Directions for this task:
Set the listing down unchanged, minus every embedded image.

Dataset extract:
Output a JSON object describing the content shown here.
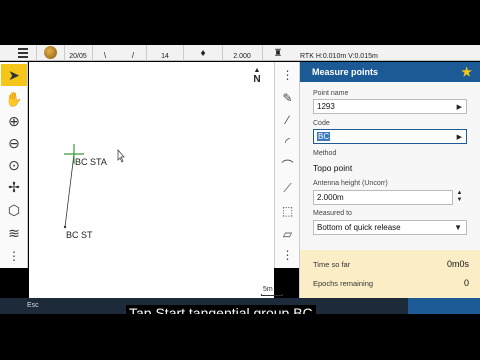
{
  "statusbar": {
    "epoch": "20/05",
    "satellites": "14",
    "antenna": "2.000",
    "precision": "RTK H:0.010m V:0.015m"
  },
  "map": {
    "north_label": "N",
    "points": [
      {
        "label": "BC STA"
      },
      {
        "label": "BC ST"
      }
    ],
    "scale_label": "5m"
  },
  "panel": {
    "title": "Measure points",
    "point_name_label": "Point name",
    "point_name_value": "1293",
    "code_label": "Code",
    "code_value": "BC",
    "method_label": "Method",
    "method_value": "Topo point",
    "antenna_label": "Antenna height (Uncorr)",
    "antenna_value": "2.000m",
    "measured_to_label": "Measured to",
    "measured_to_value": "Bottom of quick release",
    "time_label": "Time so far",
    "time_value": "0m0s",
    "epochs_label": "Epochs remaining",
    "epochs_value": "0"
  },
  "bottombar": {
    "esc_label": "Esc",
    "caption": "Tap Start tangential group BC"
  },
  "colors": {
    "accent": "#1c5a96",
    "highlight": "#f5c518",
    "info_bg": "#fbeec6"
  },
  "icons": [
    "menu-icon",
    "globe-icon",
    "satellite-icon",
    "antenna-icon",
    "select-arrow-icon",
    "pan-hand-icon",
    "zoom-in-icon",
    "zoom-out-icon",
    "zoom-extents-icon",
    "orbit-icon",
    "cube-icon",
    "layers-icon",
    "more-icon",
    "star-icon"
  ]
}
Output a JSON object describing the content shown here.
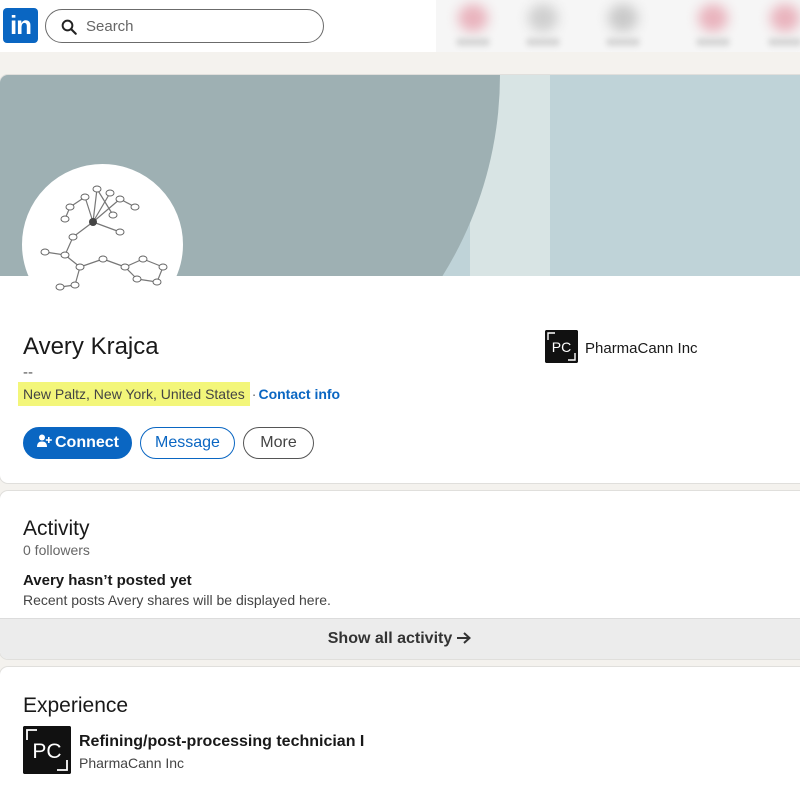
{
  "nav": {
    "search_placeholder": "Search",
    "logo_text": "in"
  },
  "colors": {
    "brand": "#0a66c2",
    "highlight": "#f3f67a"
  },
  "profile": {
    "name": "Avery Krajca",
    "headline": "--",
    "location": "New Paltz, New York, United States",
    "separator": "·",
    "contact_info": "Contact info",
    "current_company": "PharmaCann Inc",
    "company_logo_text": "PC",
    "buttons": {
      "connect": "Connect",
      "message": "Message",
      "more": "More"
    }
  },
  "activity": {
    "title": "Activity",
    "followers": "0 followers",
    "empty_title": "Avery hasn’t posted yet",
    "empty_sub": "Recent posts Avery shares will be displayed here.",
    "show_all": "Show all activity"
  },
  "experience": {
    "title": "Experience",
    "items": [
      {
        "role": "Refining/post-processing technician I",
        "company": "PharmaCann Inc",
        "logo_text": "PC"
      }
    ]
  }
}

Exercise response:
Output a JSON object describing the content shown here.
{
  "statusbar": {
    "epoch": "20/05",
    "satellites": "14",
    "antenna": "2.000",
    "precision": "RTK H:0.010m V:0.015m"
  },
  "map": {
    "north_label": "N",
    "points": [
      {
        "label": "BC STA"
      },
      {
        "label": "BC ST"
      }
    ],
    "scale_label": "5m"
  },
  "panel": {
    "title": "Measure points",
    "point_name_label": "Point name",
    "point_name_value": "1293",
    "code_label": "Code",
    "code_value": "BC",
    "method_label": "Method",
    "method_value": "Topo point",
    "antenna_label": "Antenna height (Uncorr)",
    "antenna_value": "2.000m",
    "measured_to_label": "Measured to",
    "measured_to_value": "Bottom of quick release",
    "time_label": "Time so far",
    "time_value": "0m0s",
    "epochs_label": "Epochs remaining",
    "epochs_value": "0"
  },
  "bottombar": {
    "esc_label": "Esc",
    "caption": "Tap Start tangential group BC"
  },
  "colors": {
    "accent": "#1c5a96",
    "highlight": "#f5c518",
    "info_bg": "#fbeec6"
  },
  "icons": [
    "menu-icon",
    "globe-icon",
    "satellite-icon",
    "antenna-icon",
    "select-arrow-icon",
    "pan-hand-icon",
    "zoom-in-icon",
    "zoom-out-icon",
    "zoom-extents-icon",
    "orbit-icon",
    "cube-icon",
    "layers-icon",
    "more-icon",
    "star-icon"
  ]
}
Output a JSON object describing the content shown here.
{
  "nav": {
    "search_placeholder": "Search",
    "logo_text": "in"
  },
  "colors": {
    "brand": "#0a66c2",
    "highlight": "#f3f67a"
  },
  "profile": {
    "name": "Avery Krajca",
    "headline": "--",
    "location": "New Paltz, New York, United States",
    "separator": "·",
    "contact_info": "Contact info",
    "current_company": "PharmaCann Inc",
    "company_logo_text": "PC",
    "buttons": {
      "connect": "Connect",
      "message": "Message",
      "more": "More"
    }
  },
  "activity": {
    "title": "Activity",
    "followers": "0 followers",
    "empty_title": "Avery hasn’t posted yet",
    "empty_sub": "Recent posts Avery shares will be displayed here.",
    "show_all": "Show all activity"
  },
  "experience": {
    "title": "Experience",
    "items": [
      {
        "role": "Refining/post-processing technician I",
        "company": "PharmaCann Inc",
        "logo_text": "PC"
      }
    ]
  }
}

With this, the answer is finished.